** PROMPT **
Nothing should differ between your output and the entries below.

(Excerpts from an interface dataset)
--- START ---

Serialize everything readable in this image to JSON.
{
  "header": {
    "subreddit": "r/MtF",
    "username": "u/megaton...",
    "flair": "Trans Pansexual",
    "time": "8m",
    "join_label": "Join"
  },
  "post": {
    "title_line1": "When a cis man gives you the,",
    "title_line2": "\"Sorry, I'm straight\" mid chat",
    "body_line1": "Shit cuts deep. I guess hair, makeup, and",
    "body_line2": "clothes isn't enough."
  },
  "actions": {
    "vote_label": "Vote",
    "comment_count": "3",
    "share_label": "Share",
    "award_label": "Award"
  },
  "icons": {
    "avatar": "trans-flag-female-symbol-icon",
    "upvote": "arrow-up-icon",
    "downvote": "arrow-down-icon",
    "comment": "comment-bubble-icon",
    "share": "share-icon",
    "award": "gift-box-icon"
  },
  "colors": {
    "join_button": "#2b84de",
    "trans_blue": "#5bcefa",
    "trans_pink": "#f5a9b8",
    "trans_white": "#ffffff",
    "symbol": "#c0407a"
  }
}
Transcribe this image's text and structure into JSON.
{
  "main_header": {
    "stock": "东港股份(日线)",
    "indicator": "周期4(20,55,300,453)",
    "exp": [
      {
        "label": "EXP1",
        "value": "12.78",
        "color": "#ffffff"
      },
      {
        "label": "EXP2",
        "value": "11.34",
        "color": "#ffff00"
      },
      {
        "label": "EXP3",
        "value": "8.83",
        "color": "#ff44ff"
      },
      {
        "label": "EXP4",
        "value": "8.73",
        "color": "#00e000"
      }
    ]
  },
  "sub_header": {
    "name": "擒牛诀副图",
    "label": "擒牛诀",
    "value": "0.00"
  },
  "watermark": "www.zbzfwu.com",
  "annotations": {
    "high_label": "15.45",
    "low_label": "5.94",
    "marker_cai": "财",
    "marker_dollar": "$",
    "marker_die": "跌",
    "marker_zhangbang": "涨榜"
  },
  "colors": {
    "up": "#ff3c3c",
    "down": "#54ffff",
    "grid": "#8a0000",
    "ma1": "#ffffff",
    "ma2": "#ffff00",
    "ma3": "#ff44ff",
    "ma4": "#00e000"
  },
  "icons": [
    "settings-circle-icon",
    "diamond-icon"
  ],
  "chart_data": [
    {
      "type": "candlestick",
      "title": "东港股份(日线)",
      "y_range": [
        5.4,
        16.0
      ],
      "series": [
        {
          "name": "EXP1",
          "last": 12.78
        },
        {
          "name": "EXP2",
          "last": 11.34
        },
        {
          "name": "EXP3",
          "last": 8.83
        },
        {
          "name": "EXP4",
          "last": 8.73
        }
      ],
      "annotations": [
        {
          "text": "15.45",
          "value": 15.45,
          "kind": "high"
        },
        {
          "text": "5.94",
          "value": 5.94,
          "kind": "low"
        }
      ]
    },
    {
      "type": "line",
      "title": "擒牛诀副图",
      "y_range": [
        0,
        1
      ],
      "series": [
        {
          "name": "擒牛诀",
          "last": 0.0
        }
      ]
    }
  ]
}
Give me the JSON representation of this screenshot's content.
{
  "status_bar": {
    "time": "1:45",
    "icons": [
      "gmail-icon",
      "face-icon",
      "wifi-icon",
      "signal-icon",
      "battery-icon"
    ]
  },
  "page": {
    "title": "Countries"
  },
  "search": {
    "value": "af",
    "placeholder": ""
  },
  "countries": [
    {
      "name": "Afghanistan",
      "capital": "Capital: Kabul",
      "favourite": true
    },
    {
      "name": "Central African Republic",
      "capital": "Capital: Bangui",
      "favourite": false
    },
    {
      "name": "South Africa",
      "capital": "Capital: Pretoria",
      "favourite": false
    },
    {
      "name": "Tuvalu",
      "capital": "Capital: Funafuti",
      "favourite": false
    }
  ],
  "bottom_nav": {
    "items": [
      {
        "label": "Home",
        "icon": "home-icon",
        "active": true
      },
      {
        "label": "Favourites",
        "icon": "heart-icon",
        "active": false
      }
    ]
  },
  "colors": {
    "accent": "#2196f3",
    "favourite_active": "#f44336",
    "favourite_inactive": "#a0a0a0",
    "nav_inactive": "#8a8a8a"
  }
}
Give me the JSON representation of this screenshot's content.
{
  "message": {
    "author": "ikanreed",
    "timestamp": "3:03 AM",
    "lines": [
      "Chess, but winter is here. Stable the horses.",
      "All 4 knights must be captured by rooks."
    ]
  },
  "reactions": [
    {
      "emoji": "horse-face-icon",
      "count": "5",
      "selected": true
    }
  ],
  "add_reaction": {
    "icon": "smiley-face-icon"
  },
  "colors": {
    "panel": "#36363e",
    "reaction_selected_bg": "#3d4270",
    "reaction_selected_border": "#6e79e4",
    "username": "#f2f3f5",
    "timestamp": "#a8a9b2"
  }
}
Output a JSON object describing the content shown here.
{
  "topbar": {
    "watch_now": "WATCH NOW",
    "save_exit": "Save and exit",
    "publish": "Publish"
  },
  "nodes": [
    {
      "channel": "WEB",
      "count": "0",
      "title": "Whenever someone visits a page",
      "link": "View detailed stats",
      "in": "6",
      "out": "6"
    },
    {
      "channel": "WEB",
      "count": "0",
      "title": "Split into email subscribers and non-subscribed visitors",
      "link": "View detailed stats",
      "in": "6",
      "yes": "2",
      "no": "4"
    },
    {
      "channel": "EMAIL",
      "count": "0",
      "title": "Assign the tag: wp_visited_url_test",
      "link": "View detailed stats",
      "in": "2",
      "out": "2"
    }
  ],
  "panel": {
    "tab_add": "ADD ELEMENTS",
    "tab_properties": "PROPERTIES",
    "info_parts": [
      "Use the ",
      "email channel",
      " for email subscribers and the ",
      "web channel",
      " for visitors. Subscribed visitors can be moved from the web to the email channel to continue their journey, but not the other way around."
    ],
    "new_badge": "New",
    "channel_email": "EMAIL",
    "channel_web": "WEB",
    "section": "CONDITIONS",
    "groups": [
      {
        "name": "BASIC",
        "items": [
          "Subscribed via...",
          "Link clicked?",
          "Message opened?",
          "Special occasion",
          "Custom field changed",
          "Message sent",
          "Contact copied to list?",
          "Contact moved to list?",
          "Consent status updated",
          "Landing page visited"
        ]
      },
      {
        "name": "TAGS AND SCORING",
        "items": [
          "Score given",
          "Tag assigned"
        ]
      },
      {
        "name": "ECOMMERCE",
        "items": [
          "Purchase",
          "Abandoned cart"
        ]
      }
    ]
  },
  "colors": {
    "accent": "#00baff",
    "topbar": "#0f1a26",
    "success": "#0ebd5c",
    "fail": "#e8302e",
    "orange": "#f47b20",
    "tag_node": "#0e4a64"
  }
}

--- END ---

** RESPONSE TO THE TASK **
Serialize everything readable in this image to JSON.
{
  "header": {
    "subreddit": "r/MtF",
    "username": "u/megaton...",
    "flair": "Trans Pansexual",
    "time": "8m",
    "join_label": "Join"
  },
  "post": {
    "title_line1": "When a cis man gives you the,",
    "title_line2": "\"Sorry, I'm straight\" mid chat",
    "body_line1": "Shit cuts deep. I guess hair, makeup, and",
    "body_line2": "clothes isn't enough."
  },
  "actions": {
    "vote_label": "Vote",
    "comment_count": "3",
    "share_label": "Share",
    "award_label": "Award"
  },
  "icons": {
    "avatar": "trans-flag-female-symbol-icon",
    "upvote": "arrow-up-icon",
    "downvote": "arrow-down-icon",
    "comment": "comment-bubble-icon",
    "share": "share-icon",
    "award": "gift-box-icon"
  },
  "colors": {
    "join_button": "#2b84de",
    "trans_blue": "#5bcefa",
    "trans_pink": "#f5a9b8",
    "trans_white": "#ffffff",
    "symbol": "#c0407a"
  }
}
Transcribe this image's text and structure into JSON.
{
  "main_header": {
    "stock": "东港股份(日线)",
    "indicator": "周期4(20,55,300,453)",
    "exp": [
      {
        "label": "EXP1",
        "value": "12.78",
        "color": "#ffffff"
      },
      {
        "label": "EXP2",
        "value": "11.34",
        "color": "#ffff00"
      },
      {
        "label": "EXP3",
        "value": "8.83",
        "color": "#ff44ff"
      },
      {
        "label": "EXP4",
        "value": "8.73",
        "color": "#00e000"
      }
    ]
  },
  "sub_header": {
    "name": "擒牛诀副图",
    "label": "擒牛诀",
    "value": "0.00"
  },
  "watermark": "www.zbzfwu.com",
  "annotations": {
    "high_label": "15.45",
    "low_label": "5.94",
    "marker_cai": "财",
    "marker_dollar": "$",
    "marker_die": "跌",
    "marker_zhangbang": "涨榜"
  },
  "colors": {
    "up": "#ff3c3c",
    "down": "#54ffff",
    "grid": "#8a0000",
    "ma1": "#ffffff",
    "ma2": "#ffff00",
    "ma3": "#ff44ff",
    "ma4": "#00e000"
  },
  "icons": [
    "settings-circle-icon",
    "diamond-icon"
  ],
  "chart_data": [
    {
      "type": "candlestick",
      "title": "东港股份(日线)",
      "y_range": [
        5.4,
        16.0
      ],
      "series": [
        {
          "name": "EXP1",
          "last": 12.78
        },
        {
          "name": "EXP2",
          "last": 11.34
        },
        {
          "name": "EXP3",
          "last": 8.83
        },
        {
          "name": "EXP4",
          "last": 8.73
        }
      ],
      "annotations": [
        {
          "text": "15.45",
          "value": 15.45,
          "kind": "high"
        },
        {
          "text": "5.94",
          "value": 5.94,
          "kind": "low"
        }
      ]
    },
    {
      "type": "line",
      "title": "擒牛诀副图",
      "y_range": [
        0,
        1
      ],
      "series": [
        {
          "name": "擒牛诀",
          "last": 0.0
        }
      ]
    }
  ]
}
Give me the JSON representation of this screenshot's content.
{
  "status_bar": {
    "time": "1:45",
    "icons": [
      "gmail-icon",
      "face-icon",
      "wifi-icon",
      "signal-icon",
      "battery-icon"
    ]
  },
  "page": {
    "title": "Countries"
  },
  "search": {
    "value": "af",
    "placeholder": ""
  },
  "countries": [
    {
      "name": "Afghanistan",
      "capital": "Capital: Kabul",
      "favourite": true
    },
    {
      "name": "Central African Republic",
      "capital": "Capital: Bangui",
      "favourite": false
    },
    {
      "name": "South Africa",
      "capital": "Capital: Pretoria",
      "favourite": false
    },
    {
      "name": "Tuvalu",
      "capital": "Capital: Funafuti",
      "favourite": false
    }
  ],
  "bottom_nav": {
    "items": [
      {
        "label": "Home",
        "icon": "home-icon",
        "active": true
      },
      {
        "label": "Favourites",
        "icon": "heart-icon",
        "active": false
      }
    ]
  },
  "colors": {
    "accent": "#2196f3",
    "favourite_active": "#f44336",
    "favourite_inactive": "#a0a0a0",
    "nav_inactive": "#8a8a8a"
  }
}
Give me the JSON representation of this screenshot's content.
{
  "message": {
    "author": "ikanreed",
    "timestamp": "3:03 AM",
    "lines": [
      "Chess, but winter is here. Stable the horses.",
      "All 4 knights must be captured by rooks."
    ]
  },
  "reactions": [
    {
      "emoji": "horse-face-icon",
      "count": "5",
      "selected": true
    }
  ],
  "add_reaction": {
    "icon": "smiley-face-icon"
  },
  "colors": {
    "panel": "#36363e",
    "reaction_selected_bg": "#3d4270",
    "reaction_selected_border": "#6e79e4",
    "username": "#f2f3f5",
    "timestamp": "#a8a9b2"
  }
}
Output a JSON object describing the content shown here.
{
  "topbar": {
    "watch_now": "WATCH NOW",
    "save_exit": "Save and exit",
    "publish": "Publish"
  },
  "nodes": [
    {
      "channel": "WEB",
      "count": "0",
      "title": "Whenever someone visits a page",
      "link": "View detailed stats",
      "in": "6",
      "out": "6"
    },
    {
      "channel": "WEB",
      "count": "0",
      "title": "Split into email subscribers and non-subscribed visitors",
      "link": "View detailed stats",
      "in": "6",
      "yes": "2",
      "no": "4"
    },
    {
      "channel": "EMAIL",
      "count": "0",
      "title": "Assign the tag: wp_visited_url_test",
      "link": "View detailed stats",
      "in": "2",
      "out": "2"
    }
  ],
  "panel": {
    "tab_add": "ADD ELEMENTS",
    "tab_properties": "PROPERTIES",
    "info_parts": [
      "Use the ",
      "email channel",
      " for email subscribers and the ",
      "web channel",
      " for visitors. Subscribed visitors can be moved from the web to the email channel to continue their journey, but not the other way around."
    ],
    "new_badge": "New",
    "channel_email": "EMAIL",
    "channel_web": "WEB",
    "section": "CONDITIONS",
    "groups": [
      {
        "name": "BASIC",
        "items": [
          "Subscribed via...",
          "Link clicked?",
          "Message opened?",
          "Special occasion",
          "Custom field changed",
          "Message sent",
          "Contact copied to list?",
          "Contact moved to list?",
          "Consent status updated",
          "Landing page visited"
        ]
      },
      {
        "name": "TAGS AND SCORING",
        "items": [
          "Score given",
          "Tag assigned"
        ]
      },
      {
        "name": "ECOMMERCE",
        "items": [
          "Purchase",
          "Abandoned cart"
        ]
      }
    ]
  },
  "colors": {
    "accent": "#00baff",
    "topbar": "#0f1a26",
    "success": "#0ebd5c",
    "fail": "#e8302e",
    "orange": "#f47b20",
    "tag_node": "#0e4a64"
  }
}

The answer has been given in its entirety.